Applications for deferred exams and special consideration on medical grounds in relation to an exam may be considered for the following types of situations:
an unexpected illness
reoccurrence of a chronic illness
an accident resulting in temporary impairment.
In your application form you must draw a connection between the medical condition and its effect on your performance in each examination you are applying for.
Your supporting evidence must include either a completed medical certificate template or an original medical certificate (or certified copy) on letterhead from a registered medical practitioner. The certificate must include the full name and signature of the medical practitioner together with contact details of the medical practitioner or their medical practice and must state the following:
The date on which the health practitioner examined you
The nature, severity and duration of the medical complaint
The health practitioner's opinion regarding the impact of the medical condition on your performance/ability to sit an exam on the date concerned, as applicable.
Please note the following points about the evidence you provide:
A statement that only declares that the patient was ‘not fit for duty’ or, was ‘suffering from a medical condition’ will not be accepted if it does not include the required information in points 1, 2 and 3 above.
Documents must be originals or certified copies. We advise you to keep a photocopy of your completed application for your records.
Any supporting documentation should account for the dates that are specified in your application.
Medical Certificates are legal documents and cannot be backdated.
The University will not accept medical certificates issued by a person who is a close associate or near relative of the student. Examples of near relatives are: partner, child, brother, sister or parent. Examples of close associates are: close friends, neighbours and partners or children of colleagues.
Attempts to alter or otherwise amend or falsify information contained in a medical certificate or letter issued by a registered health practitioner may be considered a crime under the Queensland Criminal Code Act (1899) and may result in disciplinary action by the University against the student.
JCU conducts regular audits of medical certificates, letters and supporting documents issued by registered health practitioners to confirm the authenticity of the document.

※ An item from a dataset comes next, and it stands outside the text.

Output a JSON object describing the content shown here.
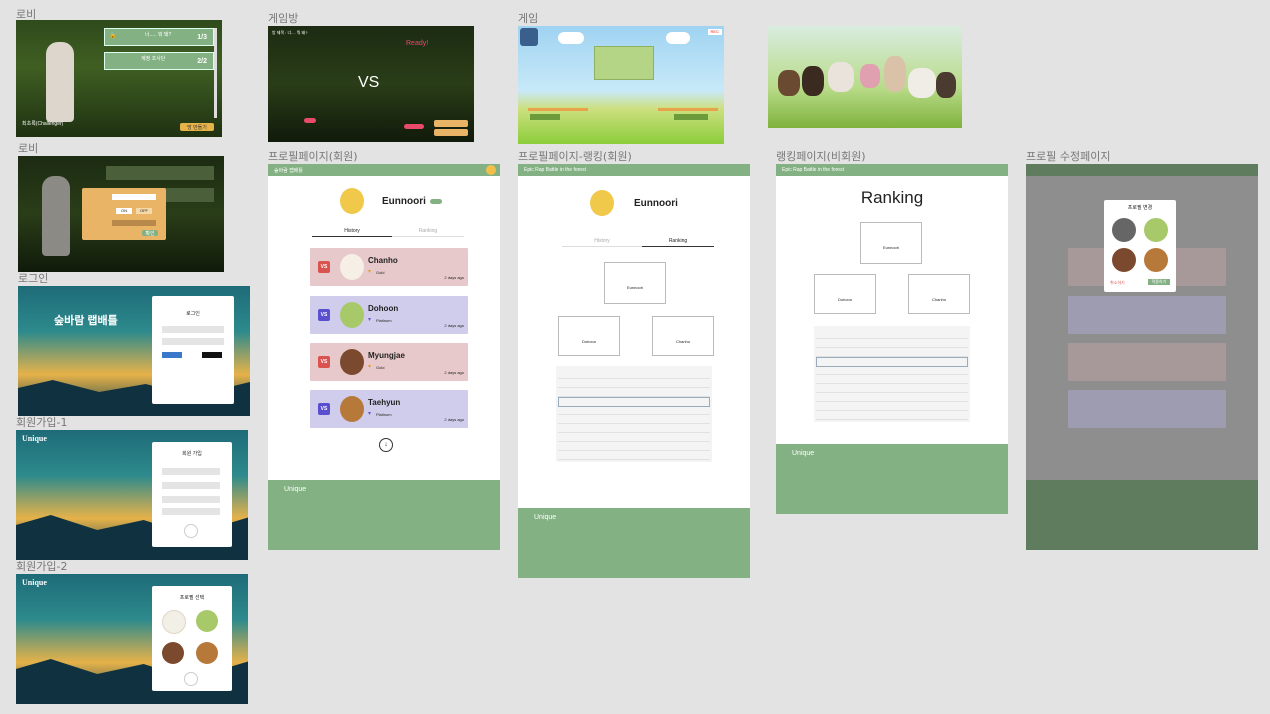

Where a document is in a language other than English, the student must provide a translation of the document into English. Translated documents must either be notarised by an Apostille or Notary Public (or equivalent), or have been translated and signed/stamped by the accredited translating service, for example, the National Authority for Accredited Translators and Interpreters.